My DCMA showcases the Defense Contract Management Agency’s experienced and diverse workforce and highlights what being part of the national defense team means to them. Today, Nate Wilson shares his story.

My name is Nate Wilson, and this is “My DCMA.” I am a supervisory quality assurance specialist at DCMA Huntsville.

My job duties include supervising a team of eight quality professionals at Boeing and Northrop Grumman in Huntsville, Alabama. My team provides quality oversight on different programs, including the Ground-Based Midcourse Defense, Patriot Advanced Capability-3 Missile Seeker, Integrated Battlespace Command Systems, and the Integrated Air and Missile Defense.

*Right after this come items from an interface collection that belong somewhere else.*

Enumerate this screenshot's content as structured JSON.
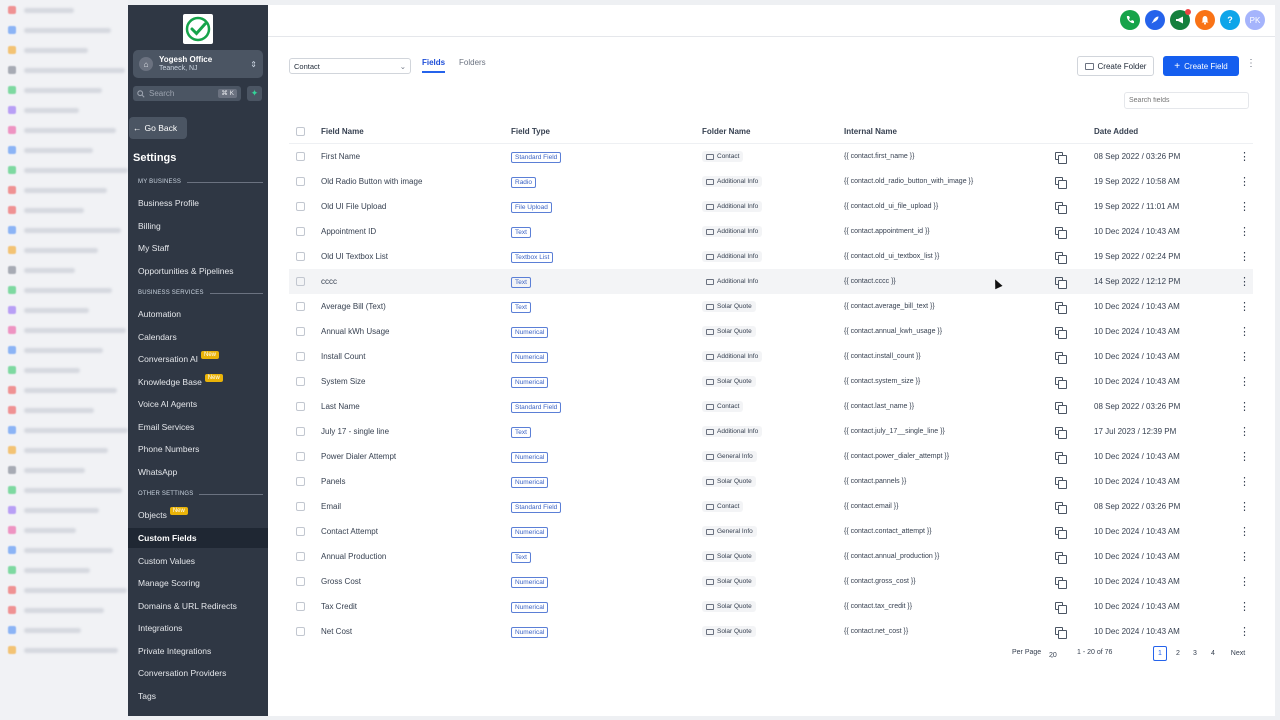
{
  "app": {
    "location_name": "Yogesh Office",
    "location_city": "Teaneck, NJ",
    "search_placeholder": "Search",
    "search_shortcut": "⌘ K",
    "go_back": "Go Back",
    "settings_title": "Settings"
  },
  "sidebar": {
    "sections": {
      "my_business": "MY BUSINESS",
      "business_services": "BUSINESS SERVICES",
      "other_settings": "OTHER SETTINGS"
    },
    "items": [
      {
        "label": "Business Profile"
      },
      {
        "label": "Billing"
      },
      {
        "label": "My Staff"
      },
      {
        "label": "Opportunities & Pipelines"
      },
      {
        "label": "Automation"
      },
      {
        "label": "Calendars"
      },
      {
        "label": "Conversation AI",
        "badge": "New"
      },
      {
        "label": "Knowledge Base",
        "badge": "New"
      },
      {
        "label": "Voice AI Agents"
      },
      {
        "label": "Email Services"
      },
      {
        "label": "Phone Numbers"
      },
      {
        "label": "WhatsApp"
      },
      {
        "label": "Objects",
        "badge": "New"
      },
      {
        "label": "Custom Fields",
        "active": true
      },
      {
        "label": "Custom Values"
      },
      {
        "label": "Manage Scoring"
      },
      {
        "label": "Domains & URL Redirects"
      },
      {
        "label": "Integrations"
      },
      {
        "label": "Private Integrations"
      },
      {
        "label": "Conversation Providers"
      },
      {
        "label": "Tags"
      }
    ]
  },
  "topbar": {
    "avatar_initials": "PK",
    "icons": [
      {
        "name": "phone-icon",
        "color": "#16a34a"
      },
      {
        "name": "rocket-icon",
        "color": "#2563eb"
      },
      {
        "name": "megaphone-icon",
        "color": "#15803d"
      },
      {
        "name": "bell-icon",
        "color": "#f97316"
      },
      {
        "name": "help-icon",
        "color": "#0ea5e9"
      }
    ],
    "help_glyph": "?"
  },
  "toolbar": {
    "object_select": "Contact",
    "tabs": [
      "Fields",
      "Folders"
    ],
    "create_folder": "Create Folder",
    "create_field": "Create Field",
    "search_fields_placeholder": "Search fields"
  },
  "table": {
    "headers": [
      "Field Name",
      "Field Type",
      "Folder Name",
      "Internal Name",
      "Date Added"
    ],
    "rows": [
      {
        "name": "First Name",
        "type": "Standard Field",
        "folder": "Contact",
        "internal": "{{ contact.first_name }}",
        "date": "08 Sep 2022 / 03:26 PM"
      },
      {
        "name": "Old Radio Button with image",
        "type": "Radio",
        "folder": "Additional Info",
        "internal": "{{ contact.old_radio_button_with_image }}",
        "date": "19 Sep 2022 / 10:58 AM"
      },
      {
        "name": "Old UI File Upload",
        "type": "File Upload",
        "folder": "Additional Info",
        "internal": "{{ contact.old_ui_file_upload }}",
        "date": "19 Sep 2022 / 11:01 AM"
      },
      {
        "name": "Appointment ID",
        "type": "Text",
        "folder": "Additional Info",
        "internal": "{{ contact.appointment_id }}",
        "date": "10 Dec 2024 / 10:43 AM"
      },
      {
        "name": "Old UI Textbox List",
        "type": "Textbox List",
        "folder": "Additional Info",
        "internal": "{{ contact.old_ui_textbox_list }}",
        "date": "19 Sep 2022 / 02:24 PM"
      },
      {
        "name": "cccc",
        "type": "Text",
        "folder": "Additional Info",
        "internal": "{{ contact.cccc }}",
        "date": "14 Sep 2022 / 12:12 PM"
      },
      {
        "name": "Average Bill (Text)",
        "type": "Text",
        "folder": "Solar Quote",
        "internal": "{{ contact.average_bill_text }}",
        "date": "10 Dec 2024 / 10:43 AM"
      },
      {
        "name": "Annual kWh Usage",
        "type": "Numerical",
        "folder": "Solar Quote",
        "internal": "{{ contact.annual_kwh_usage }}",
        "date": "10 Dec 2024 / 10:43 AM"
      },
      {
        "name": "Install Count",
        "type": "Numerical",
        "folder": "Additional Info",
        "internal": "{{ contact.install_count }}",
        "date": "10 Dec 2024 / 10:43 AM"
      },
      {
        "name": "System Size",
        "type": "Numerical",
        "folder": "Solar Quote",
        "internal": "{{ contact.system_size }}",
        "date": "10 Dec 2024 / 10:43 AM"
      },
      {
        "name": "Last Name",
        "type": "Standard Field",
        "folder": "Contact",
        "internal": "{{ contact.last_name }}",
        "date": "08 Sep 2022 / 03:26 PM"
      },
      {
        "name": "July 17 - single line",
        "type": "Text",
        "folder": "Additional Info",
        "internal": "{{ contact.july_17__single_line }}",
        "date": "17 Jul 2023 / 12:39 PM"
      },
      {
        "name": "Power Dialer Attempt",
        "type": "Numerical",
        "folder": "General Info",
        "internal": "{{ contact.power_dialer_attempt }}",
        "date": "10 Dec 2024 / 10:43 AM"
      },
      {
        "name": "Panels",
        "type": "Numerical",
        "folder": "Solar Quote",
        "internal": "{{ contact.pannels }}",
        "date": "10 Dec 2024 / 10:43 AM"
      },
      {
        "name": "Email",
        "type": "Standard Field",
        "folder": "Contact",
        "internal": "{{ contact.email }}",
        "date": "08 Sep 2022 / 03:26 PM"
      },
      {
        "name": "Contact Attempt",
        "type": "Numerical",
        "folder": "General Info",
        "internal": "{{ contact.contact_attempt }}",
        "date": "10 Dec 2024 / 10:43 AM"
      },
      {
        "name": "Annual Production",
        "type": "Text",
        "folder": "Solar Quote",
        "internal": "{{ contact.annual_production }}",
        "date": "10 Dec 2024 / 10:43 AM"
      },
      {
        "name": "Gross Cost",
        "type": "Numerical",
        "folder": "Solar Quote",
        "internal": "{{ contact.gross_cost }}",
        "date": "10 Dec 2024 / 10:43 AM"
      },
      {
        "name": "Tax Credit",
        "type": "Numerical",
        "folder": "Solar Quote",
        "internal": "{{ contact.tax_credit }}",
        "date": "10 Dec 2024 / 10:43 AM"
      },
      {
        "name": "Net Cost",
        "type": "Numerical",
        "folder": "Solar Quote",
        "internal": "{{ contact.net_cost }}",
        "date": "10 Dec 2024 / 10:43 AM"
      }
    ]
  },
  "pagination": {
    "per_page_label": "Per Page",
    "per_page_value": "20",
    "range": "1 - 20 of 76",
    "pages": [
      "1",
      "2",
      "3",
      "4"
    ],
    "next": "Next"
  },
  "colors": {
    "primary": "#155eef",
    "sidebar_bg": "#2f3744",
    "new_badge": "#eab308"
  }
}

One of the great things about working at my location includes living in north Alabama. The Huntsville area is growing rapidly, and it is in one of the most beautiful areas of Alabama and in the United States, especially for an outdoorsy person like me.

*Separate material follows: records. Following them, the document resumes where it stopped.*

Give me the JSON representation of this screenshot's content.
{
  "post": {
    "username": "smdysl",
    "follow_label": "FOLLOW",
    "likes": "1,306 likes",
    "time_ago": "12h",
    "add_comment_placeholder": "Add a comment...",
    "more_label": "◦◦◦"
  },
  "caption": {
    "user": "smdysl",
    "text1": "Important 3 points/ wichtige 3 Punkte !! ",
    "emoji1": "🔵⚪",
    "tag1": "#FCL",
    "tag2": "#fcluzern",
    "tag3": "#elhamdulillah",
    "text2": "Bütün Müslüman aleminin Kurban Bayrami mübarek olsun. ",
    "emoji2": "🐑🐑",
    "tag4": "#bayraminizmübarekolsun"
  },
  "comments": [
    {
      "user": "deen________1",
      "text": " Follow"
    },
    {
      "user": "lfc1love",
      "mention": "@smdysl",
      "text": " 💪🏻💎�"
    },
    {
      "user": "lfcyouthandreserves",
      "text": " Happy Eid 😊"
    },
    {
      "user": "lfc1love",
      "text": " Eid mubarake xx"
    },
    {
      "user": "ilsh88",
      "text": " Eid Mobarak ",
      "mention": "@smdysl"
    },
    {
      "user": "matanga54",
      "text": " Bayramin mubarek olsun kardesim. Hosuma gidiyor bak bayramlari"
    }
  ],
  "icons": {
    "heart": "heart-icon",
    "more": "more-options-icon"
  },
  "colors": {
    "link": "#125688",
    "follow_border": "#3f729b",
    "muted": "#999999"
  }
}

I have been a part of the DCMA team for 16 years. I joined DCMA in 2008 after serving in the Army. I served as an Army military police officer for four years. I went to basic training and advanced individual training at Fort McClellan, Alabama. Later, I was stationed in Wurzburg am Main, Germany, for two years. I spent the remainder of my enlistment at Fort Stewart, Georgia, which included deploying to Saudi Arabia and Iraq for eight months during Operation Desert Shield and Operation Desert Storm. I recently learned that my great-grandfather was also stationed at Fort McClellan, then known as Camp Shipp, in 1898 during the Spanish-American War.

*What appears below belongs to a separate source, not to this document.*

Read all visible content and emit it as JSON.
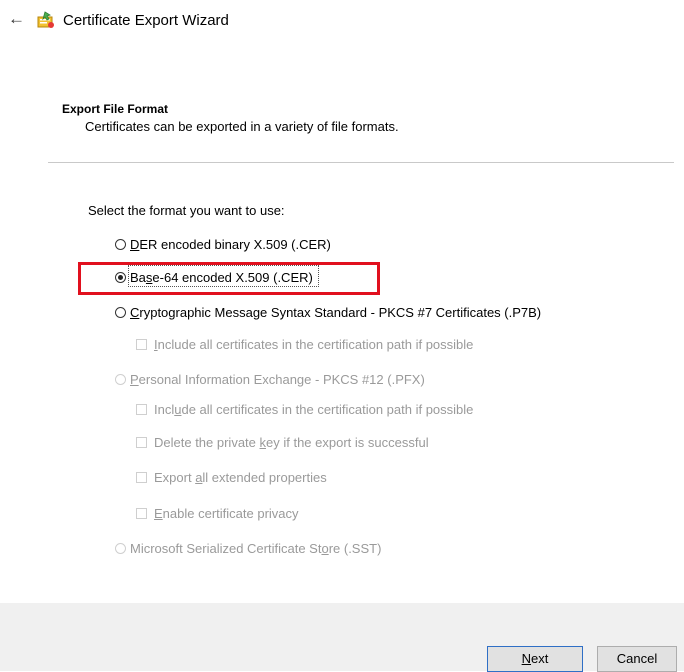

I like working at DCMA because I can see and touch important aspects of various programs that are valuable to our national defense, and I feel like I am contributing to the efforts of the Department of Defense in that regard.

DCMA is important to America’s warfighters because we are the independent eyes and ears of the buying commands. We ensure that taxpayers and warfighters get the products and services they are paying for and urgently need to defend our nation.

The agency has changed over the years. DCMA has gone almost full circle from commodity-based multifunctional teams to stove-piped functions, and back to systems-based teams. We went from performance-based management to increased physical surveillance efforts and now back to more process-based surveillance. We also went from the agency’s one book guide to vague instructions, then to well-defined, but overly prescriptive instructions, and now to more broadly stated manuals. I hope that we will eventually settle more toward the middle of all these wide variances in workforce structure and policy.

My future career goals include that I want to continue to improve my skill set in the technical field and increase my contribution and grow my areas of responsibility to the agency in whatever direction my career takes me. My goal for my team this year is for us to continue to increase our effectiveness in providing oversight for the important and critical programs we cover.

My favorite hobbies include hunting, kayaking and prospecting for gold. I tell people that “yes, there is gold in Alabama to look for.”

Something unique about me is that I was recently honored by the Air Defense Artillery Association with an induction into the Honorable Order of Saint Barbara. Membership in the order is by nomination from the O-6 level and is highly sought after, especially within the officer ranks. I was nominated by Army Col. Ryan Ocampo, the DCMA Huntsville commander, and I was inducted July 27, 2023. Both Christopher Boily, quality assurance director, and I were nominated and inducted at the same time. The order is a military honor society for Army and Marine Corps artillery, including field artillery and air defense artillery. It is named after Saint Barbara, who is the patron of those who serve in artillery.